The body is compensating for milliequivalents of anions and cations being in the wrong space in the wrong amounts due to excess or deficiency at some level.
Bicarb, potassium and sodium can all be dumped while hydrogen and chloride are hung onto in an effort to bring body pH back down to normal.
There are a number of things which will bring about metabolic alkalosis. One such thing is excess consumption of bicarbonate. Know anyone that is taking baking soda these days because they believe they are too acid and need to alkalize themselves?
In alkalosis, potassium can move into the cells to an excess level leaving a deficit on the other side where sodium and hydrogen have moved. This effects urine, saliva and serum potassium levels, phosphorus levels, slows the tricarb metabolic pathway, increases beta oxidation, (which means ketosis which means metabolic acidosis - kind of like a compensatory move - with ketone excretion and now acid urine.

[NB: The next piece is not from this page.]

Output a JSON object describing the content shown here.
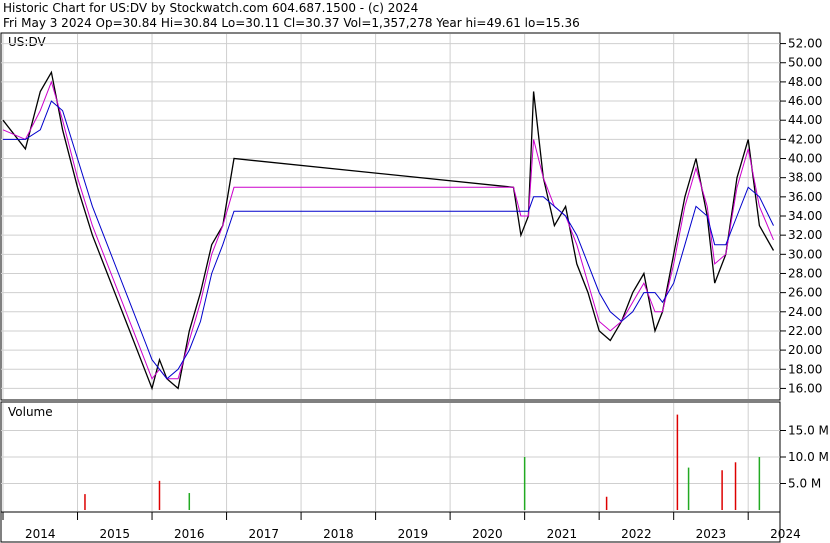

(There is a further form of metabolic alkalosis that can see low breath rate and low urine and saliva pH, and this is when potassium has been depleted, and from the prior reference of the kidney's preferential treatment of holding onto sodium, if no potassium is available to be exchanged for that sodium, then hydrogen will be exchanged and the urine goes acid.)
There are many that have a belief that if urine and saliva both go acid that a person is overly "acidic" - but if breath rate is quite low, that is a giveaway that blood gas exchange is occurring for compensatory reasons and you know from kidney physics that the kidneys will be engaged in the specific aforesaid operations, screaming if you're listening, that the body is in desperate need of some form of acid to balance the system.
If they are treated as if they have acidosis, simply because urine and saliva have low pH, it can exacerbate an already bad situation in numerous ways. Maybe not immediately apparent.
If there is insufficient acid in the system, a mineral like calcium will loose its ability to stay in solution and will precipitate out which can lead to soft tissue deposits of calcium, cataract issues, bursitis, rheumatoid arthritic-like pains, calcium carbonate crystallization on nerve endings, osteoarthritis with related stiffness in muscles and joints, bone spurs, irritability, hyper-excitability in the neuro-muscular complex, muscle spasms, and to an extreme tetany and seizures.
Though there are myriad mineral/ion relationships to keep in mind with reference to how the kidneys are operating which will reflect back to the extra and intracellular space, always remembering that the lungs engagement in these matters is of critical importance in order to discern the type of imbalance that is occurring on the teeter tauter - is it on the acid side or the alkaline side.
Where the urine and saliva pH goes will give clues to the type of acidosis/alkalosis issue. But even if urine and saliva is whacked to next year without a compensatory move in respiration, there is not a specific acidosis/alkalosis issue to be dealing with as there are other areas to look at in this big biochemical dog of a body we're handling.
With that said, it is often the case that other things are likewise the cause for any alkalosis/acidosis situation that when addressed appropriately will move the acid/base compensatory mechanisms back to where it should be.
That's one of the beauties of Flow System Auditing - it puts it all into perspective.
That's all for now, more next time.